Items from an interface collection:
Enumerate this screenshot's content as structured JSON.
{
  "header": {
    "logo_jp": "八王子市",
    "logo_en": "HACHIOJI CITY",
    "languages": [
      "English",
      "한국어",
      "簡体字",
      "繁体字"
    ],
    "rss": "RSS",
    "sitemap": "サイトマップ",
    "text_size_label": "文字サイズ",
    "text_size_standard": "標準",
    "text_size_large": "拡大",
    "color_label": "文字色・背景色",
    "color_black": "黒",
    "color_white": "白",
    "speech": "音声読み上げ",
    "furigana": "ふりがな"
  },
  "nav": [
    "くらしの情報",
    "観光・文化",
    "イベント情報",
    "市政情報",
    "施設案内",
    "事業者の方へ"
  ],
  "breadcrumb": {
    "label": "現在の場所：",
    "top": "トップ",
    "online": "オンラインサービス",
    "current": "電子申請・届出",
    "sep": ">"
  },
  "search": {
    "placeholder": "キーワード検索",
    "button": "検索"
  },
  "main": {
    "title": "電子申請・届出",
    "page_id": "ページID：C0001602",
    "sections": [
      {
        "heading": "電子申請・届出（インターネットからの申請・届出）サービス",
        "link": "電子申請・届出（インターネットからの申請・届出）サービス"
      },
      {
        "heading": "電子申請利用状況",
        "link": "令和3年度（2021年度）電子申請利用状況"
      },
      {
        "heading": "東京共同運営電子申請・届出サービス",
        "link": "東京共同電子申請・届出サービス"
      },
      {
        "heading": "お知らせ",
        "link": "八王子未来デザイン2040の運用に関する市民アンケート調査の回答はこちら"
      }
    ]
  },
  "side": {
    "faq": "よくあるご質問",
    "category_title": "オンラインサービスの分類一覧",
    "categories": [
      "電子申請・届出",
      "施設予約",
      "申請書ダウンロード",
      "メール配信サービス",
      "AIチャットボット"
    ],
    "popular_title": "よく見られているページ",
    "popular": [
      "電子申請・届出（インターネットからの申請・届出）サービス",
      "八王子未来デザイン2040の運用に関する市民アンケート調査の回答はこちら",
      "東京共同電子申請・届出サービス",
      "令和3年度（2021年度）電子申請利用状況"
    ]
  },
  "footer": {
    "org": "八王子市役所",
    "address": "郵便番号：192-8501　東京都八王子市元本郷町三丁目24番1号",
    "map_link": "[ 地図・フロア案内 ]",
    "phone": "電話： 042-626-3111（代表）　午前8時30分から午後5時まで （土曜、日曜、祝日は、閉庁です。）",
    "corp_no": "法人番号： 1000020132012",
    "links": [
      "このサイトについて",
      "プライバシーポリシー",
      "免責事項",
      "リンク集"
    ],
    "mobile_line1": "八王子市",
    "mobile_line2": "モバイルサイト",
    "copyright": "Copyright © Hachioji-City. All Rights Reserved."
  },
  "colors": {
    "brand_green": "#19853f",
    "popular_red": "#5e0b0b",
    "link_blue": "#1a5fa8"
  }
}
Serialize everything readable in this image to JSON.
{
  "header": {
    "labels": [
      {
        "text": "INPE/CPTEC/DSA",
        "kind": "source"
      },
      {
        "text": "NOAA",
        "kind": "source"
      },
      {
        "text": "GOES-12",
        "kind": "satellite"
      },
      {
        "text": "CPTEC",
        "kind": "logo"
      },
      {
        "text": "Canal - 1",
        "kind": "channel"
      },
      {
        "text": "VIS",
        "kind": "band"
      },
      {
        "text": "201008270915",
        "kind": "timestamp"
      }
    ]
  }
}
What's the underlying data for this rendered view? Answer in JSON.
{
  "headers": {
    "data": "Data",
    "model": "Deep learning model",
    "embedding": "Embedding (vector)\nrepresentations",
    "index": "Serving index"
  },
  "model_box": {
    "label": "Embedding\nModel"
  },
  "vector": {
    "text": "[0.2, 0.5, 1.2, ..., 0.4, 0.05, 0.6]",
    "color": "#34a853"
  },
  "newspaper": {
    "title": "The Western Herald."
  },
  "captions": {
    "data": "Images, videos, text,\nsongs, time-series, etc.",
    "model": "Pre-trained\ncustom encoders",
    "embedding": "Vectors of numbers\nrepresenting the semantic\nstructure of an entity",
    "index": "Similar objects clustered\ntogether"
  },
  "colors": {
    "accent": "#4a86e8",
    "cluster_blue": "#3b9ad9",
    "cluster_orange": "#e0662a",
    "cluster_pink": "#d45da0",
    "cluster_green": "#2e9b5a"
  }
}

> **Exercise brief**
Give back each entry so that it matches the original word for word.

> **Result**
Enumerate this screenshot's content as structured JSON.
{
  "header": {
    "logo_jp": "八王子市",
    "logo_en": "HACHIOJI CITY",
    "languages": [
      "English",
      "한국어",
      "簡体字",
      "繁体字"
    ],
    "rss": "RSS",
    "sitemap": "サイトマップ",
    "text_size_label": "文字サイズ",
    "text_size_standard": "標準",
    "text_size_large": "拡大",
    "color_label": "文字色・背景色",
    "color_black": "黒",
    "color_white": "白",
    "speech": "音声読み上げ",
    "furigana": "ふりがな"
  },
  "nav": [
    "くらしの情報",
    "観光・文化",
    "イベント情報",
    "市政情報",
    "施設案内",
    "事業者の方へ"
  ],
  "breadcrumb": {
    "label": "現在の場所：",
    "top": "トップ",
    "online": "オンラインサービス",
    "current": "電子申請・届出",
    "sep": ">"
  },
  "search": {
    "placeholder": "キーワード検索",
    "button": "検索"
  },
  "main": {
    "title": "電子申請・届出",
    "page_id": "ページID：C0001602",
    "sections": [
      {
        "heading": "電子申請・届出（インターネットからの申請・届出）サービス",
        "link": "電子申請・届出（インターネットからの申請・届出）サービス"
      },
      {
        "heading": "電子申請利用状況",
        "link": "令和3年度（2021年度）電子申請利用状況"
      },
      {
        "heading": "東京共同運営電子申請・届出サービス",
        "link": "東京共同電子申請・届出サービス"
      },
      {
        "heading": "お知らせ",
        "link": "八王子未来デザイン2040の運用に関する市民アンケート調査の回答はこちら"
      }
    ]
  },
  "side": {
    "faq": "よくあるご質問",
    "category_title": "オンラインサービスの分類一覧",
    "categories": [
      "電子申請・届出",
      "施設予約",
      "申請書ダウンロード",
      "メール配信サービス",
      "AIチャットボット"
    ],
    "popular_title": "よく見られているページ",
    "popular": [
      "電子申請・届出（インターネットからの申請・届出）サービス",
      "八王子未来デザイン2040の運用に関する市民アンケート調査の回答はこちら",
      "東京共同電子申請・届出サービス",
      "令和3年度（2021年度）電子申請利用状況"
    ]
  },
  "footer": {
    "org": "八王子市役所",
    "address": "郵便番号：192-8501　東京都八王子市元本郷町三丁目24番1号",
    "map_link": "[ 地図・フロア案内 ]",
    "phone": "電話： 042-626-3111（代表）　午前8時30分から午後5時まで （土曜、日曜、祝日は、閉庁です。）",
    "corp_no": "法人番号： 1000020132012",
    "links": [
      "このサイトについて",
      "プライバシーポリシー",
      "免責事項",
      "リンク集"
    ],
    "mobile_line1": "八王子市",
    "mobile_line2": "モバイルサイト",
    "copyright": "Copyright © Hachioji-City. All Rights Reserved."
  },
  "colors": {
    "brand_green": "#19853f",
    "popular_red": "#5e0b0b",
    "link_blue": "#1a5fa8"
  }
}
Serialize everything readable in this image to JSON.
{
  "header": {
    "labels": [
      {
        "text": "INPE/CPTEC/DSA",
        "kind": "source"
      },
      {
        "text": "NOAA",
        "kind": "source"
      },
      {
        "text": "GOES-12",
        "kind": "satellite"
      },
      {
        "text": "CPTEC",
        "kind": "logo"
      },
      {
        "text": "Canal - 1",
        "kind": "channel"
      },
      {
        "text": "VIS",
        "kind": "band"
      },
      {
        "text": "201008270915",
        "kind": "timestamp"
      }
    ]
  }
}
What's the underlying data for this rendered view? Answer in JSON.
{
  "headers": {
    "data": "Data",
    "model": "Deep learning model",
    "embedding": "Embedding (vector)\nrepresentations",
    "index": "Serving index"
  },
  "model_box": {
    "label": "Embedding\nModel"
  },
  "vector": {
    "text": "[0.2, 0.5, 1.2, ..., 0.4, 0.05, 0.6]",
    "color": "#34a853"
  },
  "newspaper": {
    "title": "The Western Herald."
  },
  "captions": {
    "data": "Images, videos, text,\nsongs, time-series, etc.",
    "model": "Pre-trained\ncustom encoders",
    "embedding": "Vectors of numbers\nrepresenting the semantic\nstructure of an entity",
    "index": "Similar objects clustered\ntogether"
  },
  "colors": {
    "accent": "#4a86e8",
    "cluster_blue": "#3b9ad9",
    "cluster_orange": "#e0662a",
    "cluster_pink": "#d45da0",
    "cluster_green": "#2e9b5a"
  }
}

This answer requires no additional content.